There may be a purpose for search optimization companies, and for adwords with google, and for any of the many other web marketing schemes out there. But for the business owner with a tight or non-existent marketing budget, these are moot questions.

Here is my free web marketing plan that can be implemented in an afternoon, and if you are reading this, you have the skills to implement it.

  • Have a website – it can be a free single page with your address and phone number on it, free from yahoo or google or hopefully, something a little more polished.
  • get a commercial page on facebook (cost: free). These are separate from personal profiles, but you can encourage everyone you know who uses facebook to become a fan of your page. You can link a blog, website and publicize events on this page.
  • go to local.google.com and make sure your business is included as a basic listing (cost:free) be sure to include business hours, if appropriate, and as much information as possible. yahoo local has an almost identical free business directory.
  • now think like a client for a second, and do a google web search for your business. notice that the google local listings show up first. Is your business there (there may be a lag as google validates the business)? If you are not but your competitor is, click on his link, see what he has done, and incorporate it into your profile.
  • look at the next listings.
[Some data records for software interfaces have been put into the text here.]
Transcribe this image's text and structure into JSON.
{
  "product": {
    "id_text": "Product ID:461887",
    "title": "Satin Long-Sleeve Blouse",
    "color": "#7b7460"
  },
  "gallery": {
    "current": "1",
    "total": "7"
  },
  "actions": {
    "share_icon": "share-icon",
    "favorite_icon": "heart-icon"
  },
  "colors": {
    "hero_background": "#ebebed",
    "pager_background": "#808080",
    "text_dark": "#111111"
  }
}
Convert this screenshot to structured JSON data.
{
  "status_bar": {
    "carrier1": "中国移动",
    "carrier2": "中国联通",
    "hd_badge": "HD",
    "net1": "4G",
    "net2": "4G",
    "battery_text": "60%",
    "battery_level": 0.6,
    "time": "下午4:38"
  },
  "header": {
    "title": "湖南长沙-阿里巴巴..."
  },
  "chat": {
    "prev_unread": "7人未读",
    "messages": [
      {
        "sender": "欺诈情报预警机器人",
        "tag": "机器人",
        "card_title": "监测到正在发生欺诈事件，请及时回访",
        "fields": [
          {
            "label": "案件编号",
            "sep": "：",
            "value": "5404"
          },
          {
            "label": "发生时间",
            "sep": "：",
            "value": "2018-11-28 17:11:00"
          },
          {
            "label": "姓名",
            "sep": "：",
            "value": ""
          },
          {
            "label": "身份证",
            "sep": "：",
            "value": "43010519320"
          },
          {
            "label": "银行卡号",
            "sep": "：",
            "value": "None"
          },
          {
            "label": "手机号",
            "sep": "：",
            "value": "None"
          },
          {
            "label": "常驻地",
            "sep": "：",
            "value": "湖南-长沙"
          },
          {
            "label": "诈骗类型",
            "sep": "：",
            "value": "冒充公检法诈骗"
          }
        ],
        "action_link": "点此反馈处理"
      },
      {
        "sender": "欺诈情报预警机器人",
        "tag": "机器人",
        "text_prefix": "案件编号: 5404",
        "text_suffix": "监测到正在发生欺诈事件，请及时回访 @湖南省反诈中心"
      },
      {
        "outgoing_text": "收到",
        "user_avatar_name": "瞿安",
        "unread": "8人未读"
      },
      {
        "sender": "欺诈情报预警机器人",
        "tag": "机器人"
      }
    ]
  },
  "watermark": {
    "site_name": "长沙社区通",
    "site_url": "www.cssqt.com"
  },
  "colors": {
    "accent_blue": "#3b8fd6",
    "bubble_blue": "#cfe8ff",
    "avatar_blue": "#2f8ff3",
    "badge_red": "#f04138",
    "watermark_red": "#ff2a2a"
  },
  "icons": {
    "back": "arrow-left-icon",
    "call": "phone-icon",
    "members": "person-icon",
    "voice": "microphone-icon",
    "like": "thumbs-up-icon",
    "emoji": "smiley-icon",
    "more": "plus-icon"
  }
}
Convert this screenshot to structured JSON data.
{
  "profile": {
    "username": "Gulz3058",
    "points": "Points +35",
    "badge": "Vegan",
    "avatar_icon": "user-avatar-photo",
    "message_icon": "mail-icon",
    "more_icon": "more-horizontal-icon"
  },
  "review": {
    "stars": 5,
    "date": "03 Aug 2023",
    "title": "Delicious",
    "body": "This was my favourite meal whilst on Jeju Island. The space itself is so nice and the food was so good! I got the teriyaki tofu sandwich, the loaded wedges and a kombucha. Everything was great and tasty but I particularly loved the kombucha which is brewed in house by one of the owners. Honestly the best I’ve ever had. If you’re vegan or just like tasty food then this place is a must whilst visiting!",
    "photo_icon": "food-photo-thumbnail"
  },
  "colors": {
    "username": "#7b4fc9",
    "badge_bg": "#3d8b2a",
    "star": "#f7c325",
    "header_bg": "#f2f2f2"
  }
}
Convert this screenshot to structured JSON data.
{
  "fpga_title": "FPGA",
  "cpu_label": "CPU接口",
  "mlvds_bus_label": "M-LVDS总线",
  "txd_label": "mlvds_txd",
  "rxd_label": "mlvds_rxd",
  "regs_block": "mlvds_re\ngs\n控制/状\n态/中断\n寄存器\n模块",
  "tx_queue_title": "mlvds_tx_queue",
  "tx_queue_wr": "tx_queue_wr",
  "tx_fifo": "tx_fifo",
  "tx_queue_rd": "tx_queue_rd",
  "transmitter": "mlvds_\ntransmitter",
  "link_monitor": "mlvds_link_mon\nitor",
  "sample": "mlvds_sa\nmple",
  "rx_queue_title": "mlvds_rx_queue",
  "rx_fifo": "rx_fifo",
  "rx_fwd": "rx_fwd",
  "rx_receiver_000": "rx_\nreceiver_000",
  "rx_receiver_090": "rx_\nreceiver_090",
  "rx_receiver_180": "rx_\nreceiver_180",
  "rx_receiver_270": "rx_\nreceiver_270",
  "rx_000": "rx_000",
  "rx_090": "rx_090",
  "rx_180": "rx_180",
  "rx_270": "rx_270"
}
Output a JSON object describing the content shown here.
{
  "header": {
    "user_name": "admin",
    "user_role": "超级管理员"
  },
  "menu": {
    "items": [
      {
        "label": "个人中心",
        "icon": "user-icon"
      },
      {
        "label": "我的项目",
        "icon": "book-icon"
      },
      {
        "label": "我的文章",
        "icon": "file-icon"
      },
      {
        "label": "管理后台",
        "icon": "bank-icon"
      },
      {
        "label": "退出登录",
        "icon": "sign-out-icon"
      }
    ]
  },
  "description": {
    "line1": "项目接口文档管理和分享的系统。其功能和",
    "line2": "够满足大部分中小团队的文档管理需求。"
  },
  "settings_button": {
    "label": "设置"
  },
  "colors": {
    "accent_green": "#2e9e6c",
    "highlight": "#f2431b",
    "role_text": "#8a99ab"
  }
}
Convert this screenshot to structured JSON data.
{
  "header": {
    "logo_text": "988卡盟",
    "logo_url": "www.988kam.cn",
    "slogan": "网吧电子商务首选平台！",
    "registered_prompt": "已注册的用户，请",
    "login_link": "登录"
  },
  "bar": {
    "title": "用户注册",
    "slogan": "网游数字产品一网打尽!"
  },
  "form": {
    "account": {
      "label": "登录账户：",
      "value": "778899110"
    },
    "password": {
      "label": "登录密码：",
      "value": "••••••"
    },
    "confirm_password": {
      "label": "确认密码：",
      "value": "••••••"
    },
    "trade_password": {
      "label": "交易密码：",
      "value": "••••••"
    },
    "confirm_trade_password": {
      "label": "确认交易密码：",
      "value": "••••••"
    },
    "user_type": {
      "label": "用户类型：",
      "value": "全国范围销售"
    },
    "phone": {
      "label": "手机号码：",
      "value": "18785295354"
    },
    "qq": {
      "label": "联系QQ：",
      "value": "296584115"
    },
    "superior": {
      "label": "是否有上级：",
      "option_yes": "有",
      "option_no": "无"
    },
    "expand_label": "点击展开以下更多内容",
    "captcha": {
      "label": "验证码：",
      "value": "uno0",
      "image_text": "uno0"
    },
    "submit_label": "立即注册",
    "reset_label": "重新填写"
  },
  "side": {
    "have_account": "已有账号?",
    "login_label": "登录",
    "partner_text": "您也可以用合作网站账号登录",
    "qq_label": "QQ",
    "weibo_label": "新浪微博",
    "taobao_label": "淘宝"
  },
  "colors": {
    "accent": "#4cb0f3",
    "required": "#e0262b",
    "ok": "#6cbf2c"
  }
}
While they may be titled the name of a competitor, if you click on the link or just examine it, most of these links will be for other directory services, either general or industry specific. Click on the link and see what it takes to join that network – many will offer free basic listings.
  • at this point I diverge from free advertising. You may discover a well-placed directory that requires payment. I use lawyers.com. Other business people I know swear by angie’s list. However, if you could not see this directory very quickly in the first result page of google and/or yahoo, it is not worth being paid for.

Repeat this process for both google and yahoo, exploring every link you find in the first results page (maybe into the second) for different appropriate search terms. In no more than an hour or 2, you should find at least half a dozen free places to put the word out about your business. If you know of industry specific search pages, look at those too. Each link to your site improves your original website’s natural placement in google and yahoo searches.

I’ve used this process for my own business, The Law Office of Eric J. Smith in Arlington, Texas. I also used it to help market Atomic Subs & Wings in Arlington, Texas. A quick Arlington search for probate lawyer in Arlington or buffalo wings will show the results.

E.